It was almost yesterday that I was that deer-in-headlights associate. I lacked confidence, over-analyzed and second-guessed every decision. While there is still much to learn (and I suspect that may be the case for the duration of my career), I finally feel like I know enough and have done enough to be confident in my abilities.
Law is a “live and learn” profession. You learn how to handle the big and small crises simply by living through them.
What is perhaps most rewarding about moving out of the deer-in-headlights stage is my ability to help newer associates at my firm.

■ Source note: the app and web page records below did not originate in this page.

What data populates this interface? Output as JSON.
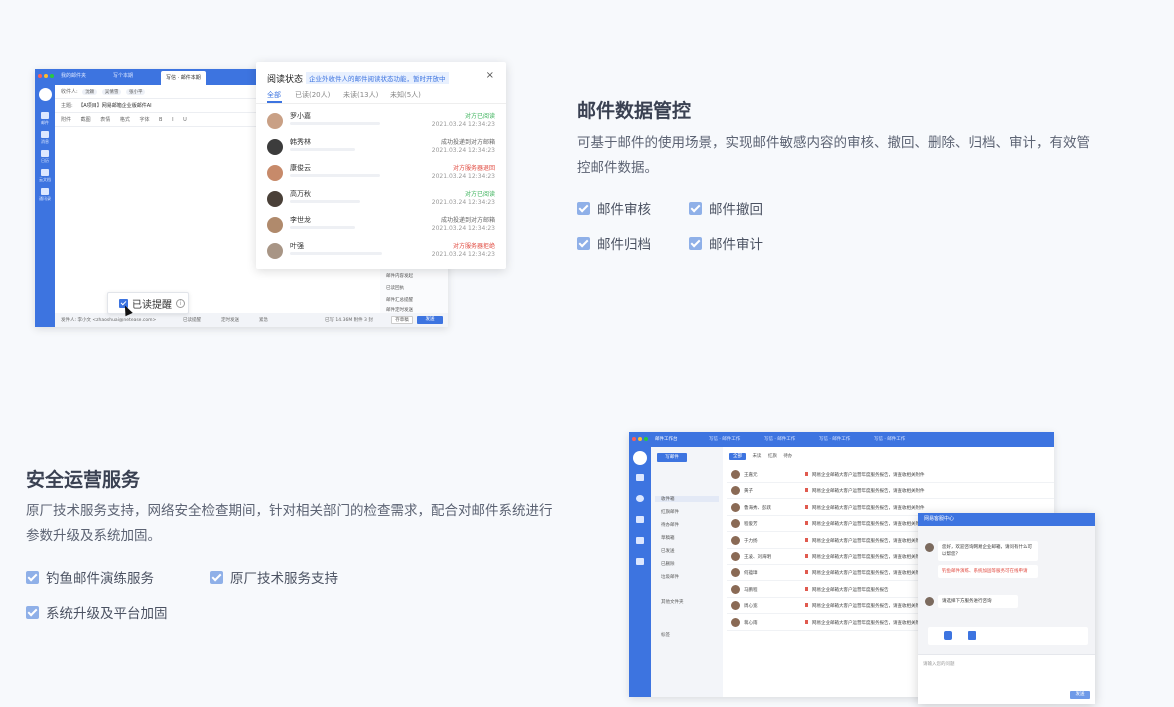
{
  "section1": {
    "title": "邮件数据管控",
    "description": "可基于邮件的使用场景，实现邮件敏感内容的审核、撤回、删除、归档、审计，有效管控邮件数据。",
    "checks": [
      "邮件审核",
      "邮件撤回",
      "邮件归档",
      "邮件审计"
    ]
  },
  "section2": {
    "title": "安全运营服务",
    "description": "原厂技术服务支持，网络安全检查期间，针对相关部门的检查需求，配合对邮件系统进行参数升级及系统加固。",
    "checks": [
      "钓鱼邮件演练服务",
      "原厂技术服务支持",
      "系统升级及平台加固"
    ]
  },
  "compose": {
    "tabs": [
      "我的邮件夹",
      "写个本期",
      "写信 · 邮件本期"
    ],
    "sidebar": [
      "邮件",
      "消息",
      "日历",
      "云文档",
      "通讯录"
    ],
    "recipient_label": "收件人:",
    "recipients": [
      "沈颖",
      "吴倩雪",
      "张小平"
    ],
    "subject_label": "主题:",
    "subject": "【A项目】网易邮箱企业版邮件AI",
    "toolbar": [
      "附件",
      "截图",
      "表情",
      "格式",
      "字体",
      "B",
      "I",
      "U"
    ],
    "right_panel": [
      "邮件内容发起",
      "已读回执",
      "邮件汇总提醒",
      "邮件定时发送"
    ],
    "bottom": {
      "sender": "发件人: 李小文 <zhaoshuai@netease.com>",
      "options": [
        "已读提醒",
        "定时发送",
        "紧急"
      ],
      "size": "已写 14.36M 附件 3 封",
      "save": "存草稿",
      "send": "发送"
    },
    "reminder_label": "已读提醒",
    "reminder_info": "i"
  },
  "read_status": {
    "title": "阅读状态",
    "notice": "企业外收件人的邮件阅读状态功能，暂时开放中",
    "close": "×",
    "tabs": [
      "全部",
      "已读(20人)",
      "未读(13人)",
      "未知(5人)"
    ],
    "rows": [
      {
        "name": "罗小嘉",
        "status": "对方已阅读",
        "status_color": "#3db35c",
        "time": "2021.03.24 12:34:23",
        "bar": 90
      },
      {
        "name": "韩秀林",
        "status": "成功投递到对方邮箱",
        "status_color": "#666666",
        "time": "2021.03.24 12:34:23",
        "bar": 65
      },
      {
        "name": "康俊云",
        "status": "对方服务器退回",
        "status_color": "#e0483e",
        "time": "2021.03.24 12:34:23",
        "bar": 90
      },
      {
        "name": "高万秋",
        "status": "对方已阅读",
        "status_color": "#3db35c",
        "time": "2021.03.24 12:34:23",
        "bar": 70
      },
      {
        "name": "李世龙",
        "status": "成功投递到对方邮箱",
        "status_color": "#666666",
        "time": "2021.03.24 12:34:23",
        "bar": 65
      },
      {
        "name": "叶强",
        "status": "对方服务器拒绝",
        "status_color": "#e0483e",
        "time": "2021.03.24 12:34:23",
        "bar": 92
      }
    ]
  },
  "mail_client": {
    "tabs": [
      "邮件工作台",
      "写信 · 邮件工作",
      "写信 · 邮件工作",
      "写信 · 邮件工作",
      "写信 · 邮件工作"
    ],
    "write_button": "写邮件",
    "nav": [
      "收件箱",
      "红旗邮件",
      "待办邮件",
      "草稿箱",
      "已发送",
      "已删除",
      "垃圾邮件",
      "其他文件夹",
      "标签"
    ],
    "filters": [
      "全部",
      "未读",
      "红旗",
      "待办"
    ],
    "rows": [
      {
        "name": "王嘉元",
        "subject": "网易企业邮箱大客户运营年度服务报告，请查收相关附件"
      },
      {
        "name": "黄子",
        "subject": "网易企业邮箱大客户运营年度服务报告，请查收相关附件"
      },
      {
        "name": "鲁海秀、彭跃",
        "subject": "网易企业邮箱大客户运营年度服务报告，请查收相关附件"
      },
      {
        "name": "程俊芳",
        "subject": "网易企业邮箱大客户运营年度服务报告，请查收相关附件"
      },
      {
        "name": "于力扬",
        "subject": "网易企业邮箱大客户运营年度服务报告，请查收相关附件"
      },
      {
        "name": "王凌、刘海明",
        "subject": "网易企业邮箱大客户运营年度服务报告，请查收相关附件"
      },
      {
        "name": "何蕴璋",
        "subject": "网易企业邮箱大客户运营年度服务报告，请查收相关附件"
      },
      {
        "name": "马鹏程",
        "subject": "网易企业邮箱大客户运营年度服务报告"
      },
      {
        "name": "周心宽",
        "subject": "网易企业邮箱大客户运营年度服务报告，请查收相关附件"
      },
      {
        "name": "蒋心雨",
        "subject": "网易企业邮箱大客户运营年度服务报告，请查收相关附件"
      }
    ]
  },
  "chat": {
    "title": "网易客服中心",
    "bubble1": "您好，欢迎咨询网易企业邮箱，请问有什么可以帮您？",
    "bubble2": "钓鱼邮件演练、系统加固等服务可在线申请",
    "bubble3": "请选择下方服务进行咨询",
    "placeholder": "请输入您的问题",
    "send": "发送"
  }
}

A lawyer came to me today in a panic. She told me that she had a discovery deadline on Friday that she did not remember and she was not finished with discovery. We looked at the trial date and motions deadline, which were both months off, and I told her to call counsel and see if he agreed with extending the discovery deadline. He did and admitted the deadline came as a shock to him as well. They agreed to promptly file a joint motion to extend the discovery deadline.
This seems like such minor issue to me now, but it was not long ago that I would have reacted the same exact way as my colleague. There is no way I would have been able to help her if I had not been in that position a time or two previously. I’ve forgotten to closely monitor deadlines and I’ve had deadlines take me by surprise. From my own panicked moments, I’ve put in place preventative measures to avoid missing deadlines in the future.
As I told my coworker, I ask for my own copy of the scheduling order before it is put in the hard file so that I can add the deadlines to my own calendar. I also meet weekly with my staff to review pending deadlines in our cases. I keep a deadlines chart of all of our cases. These simple steps have kept me panic-free (at least regarding deadlines!).
More often than not, it is our mistakes or missteps that teach us the most. We swear, in that moment of panic, that we will never find ourselves here again. I have no doubt that my coworker is going to be all over the next scheduling order that comes in for one of her cases.
But there will be another panicked moment for her, and no doubt for me as well. Perhaps the best lesson to be learned is when to freak out and when not to. More often than not, some level-headed thinking will render a reasonable solution. Taking and implementing the lessons learned will prevent the recurrence of the issue in the future. It’s all part of this profession… living and learning.